19/06/2015

By John Cooke, a founder and managing director of Black Pepper Software

In the era of the cloud, software is at the forefront of business activities, from monitoring company accounts to facilitating web conferences and driving sales. It’s strange given how critical it is to the business that so few actually understand the practice of software development and the different options available to them. The most widely-used methods are Agile and Waterfall software development. The question is; which is right for your business?

Agile vs Waterfall

All development goes through certain stages: conception, initiation, analysis, design, construction, testing, implementation and maintenance. The difference between Agile and Waterfall is how they approach these various stages.

In Waterfall, the design and development requirements are mapped out up front so everyone knows exactly what they are aiming to achieve. This means the client knows what to expect and has an idea of the time frame, size and cost of the project. However, this does mean clients have far fewer opportunities to feedback or alter the software once development has begun. This is fairly risky for a business because if the initial requirements of the project change in any way, the project is almost guaranteed to fail to meet expectations. In turn businesses would then incur additional costs to rectifying any issues and the project would take longer than predicted.

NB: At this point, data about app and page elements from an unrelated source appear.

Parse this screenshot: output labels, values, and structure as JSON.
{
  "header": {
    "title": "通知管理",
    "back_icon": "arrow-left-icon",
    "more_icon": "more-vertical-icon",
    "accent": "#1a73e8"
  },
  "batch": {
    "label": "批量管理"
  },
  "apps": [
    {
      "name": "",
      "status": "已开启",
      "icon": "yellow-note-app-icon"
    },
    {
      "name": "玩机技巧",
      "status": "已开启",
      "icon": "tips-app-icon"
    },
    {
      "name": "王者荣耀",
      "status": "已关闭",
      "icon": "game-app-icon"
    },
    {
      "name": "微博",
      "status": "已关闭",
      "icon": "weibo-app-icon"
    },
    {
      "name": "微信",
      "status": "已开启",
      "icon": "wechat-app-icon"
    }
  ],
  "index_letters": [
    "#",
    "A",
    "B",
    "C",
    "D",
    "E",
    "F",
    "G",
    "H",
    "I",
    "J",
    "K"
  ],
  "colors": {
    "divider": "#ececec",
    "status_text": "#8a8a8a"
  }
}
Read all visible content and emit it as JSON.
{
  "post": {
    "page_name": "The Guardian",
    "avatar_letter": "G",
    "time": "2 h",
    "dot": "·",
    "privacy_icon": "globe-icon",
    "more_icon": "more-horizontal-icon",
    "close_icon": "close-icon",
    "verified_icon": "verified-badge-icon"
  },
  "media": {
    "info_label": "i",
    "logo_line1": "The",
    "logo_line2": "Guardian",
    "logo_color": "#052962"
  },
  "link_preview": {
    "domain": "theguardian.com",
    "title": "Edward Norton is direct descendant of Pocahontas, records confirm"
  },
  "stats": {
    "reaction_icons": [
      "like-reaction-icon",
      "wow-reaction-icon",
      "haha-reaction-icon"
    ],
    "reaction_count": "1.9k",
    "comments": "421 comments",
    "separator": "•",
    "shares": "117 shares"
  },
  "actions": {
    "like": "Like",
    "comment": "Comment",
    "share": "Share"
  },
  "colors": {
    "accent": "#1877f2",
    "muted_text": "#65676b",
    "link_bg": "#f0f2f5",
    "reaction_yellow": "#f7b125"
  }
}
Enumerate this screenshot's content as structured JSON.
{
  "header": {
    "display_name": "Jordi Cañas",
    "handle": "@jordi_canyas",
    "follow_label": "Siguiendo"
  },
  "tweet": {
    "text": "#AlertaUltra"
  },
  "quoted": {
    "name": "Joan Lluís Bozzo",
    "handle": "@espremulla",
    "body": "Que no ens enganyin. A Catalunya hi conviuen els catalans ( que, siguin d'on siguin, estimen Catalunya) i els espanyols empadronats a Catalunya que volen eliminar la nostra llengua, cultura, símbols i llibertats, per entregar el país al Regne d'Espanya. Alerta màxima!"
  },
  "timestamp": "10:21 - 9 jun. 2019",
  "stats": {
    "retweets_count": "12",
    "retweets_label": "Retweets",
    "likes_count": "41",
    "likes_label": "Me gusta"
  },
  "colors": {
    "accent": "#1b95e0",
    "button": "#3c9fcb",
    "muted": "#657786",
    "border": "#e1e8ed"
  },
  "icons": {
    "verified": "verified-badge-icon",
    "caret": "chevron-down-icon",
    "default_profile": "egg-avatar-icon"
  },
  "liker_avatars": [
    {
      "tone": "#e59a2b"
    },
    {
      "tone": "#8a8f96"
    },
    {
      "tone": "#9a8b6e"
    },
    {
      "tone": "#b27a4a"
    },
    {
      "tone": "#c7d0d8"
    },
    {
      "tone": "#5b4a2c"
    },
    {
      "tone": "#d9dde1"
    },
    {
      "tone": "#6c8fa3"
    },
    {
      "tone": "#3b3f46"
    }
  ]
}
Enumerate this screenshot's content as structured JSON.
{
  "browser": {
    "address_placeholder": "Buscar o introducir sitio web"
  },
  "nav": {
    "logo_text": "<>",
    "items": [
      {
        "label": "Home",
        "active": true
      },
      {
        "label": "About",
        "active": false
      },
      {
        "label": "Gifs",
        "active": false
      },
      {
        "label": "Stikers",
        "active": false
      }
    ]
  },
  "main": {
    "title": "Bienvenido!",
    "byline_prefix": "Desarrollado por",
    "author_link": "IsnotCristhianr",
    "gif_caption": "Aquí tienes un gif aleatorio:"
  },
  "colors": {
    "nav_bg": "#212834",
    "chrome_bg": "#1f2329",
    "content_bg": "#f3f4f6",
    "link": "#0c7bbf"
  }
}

On the other hand, Agile has a strong focus on the client. Developers start off with a simple project design instead of a large document and work on small modules. As short iterations are completed (usually in weekly or fortnightly cycles) priorities of the project are reviewed, evaluated and tested. At each stage an increasingly complete product is provided to the client which they are able to use and provide feedback on.

The mindset of an Agile development team is to plan for and embrace change. It is this responsiveness and flexibility that gives Agile the edge in the business environment. Businesses are constantly changing and may have to react to external changes and Agile can accommodate this. Testing is also done as the product is developed, ensuring that any bugs are found early on in the process and the product can be released much more quickly. Early feedback means that developers can create a more specific product – ensuring it meets the client’s needs more effectively.

Agile business efficiency

Although Waterfall is still a popular methodology, the last five years have seen Agile Development quickly becoming the preferred approach for many of the world’s leading technology companies. This is partially down to the increased business efficiency levels Agile promotes, both for the development team and the client.

Continuous communication and collaboration creates an environment in which working software is available at the end of each iteration. The Waterfall approach would force the client to wait months for the project to be completed before they had a fully-functioning product, which may not be as the client want it now and misses the revenue opportunity.

Alongside this, Agile development teams produce minimal documentation to enable them to focus on fulfilling project goals as efficiently as possible, rather than carrying out time-consuming administration. In short, if the document doesn’t directly help meet the client’s end goals, it will not be produced.

Efficiency levels therefore increase as the development team can focus on producing results, while clients aren’t forced to spend hours reading pointless documents which fail to add value. Adding value is the holy grail of business and the increased efficiency levels Agile promotes support this.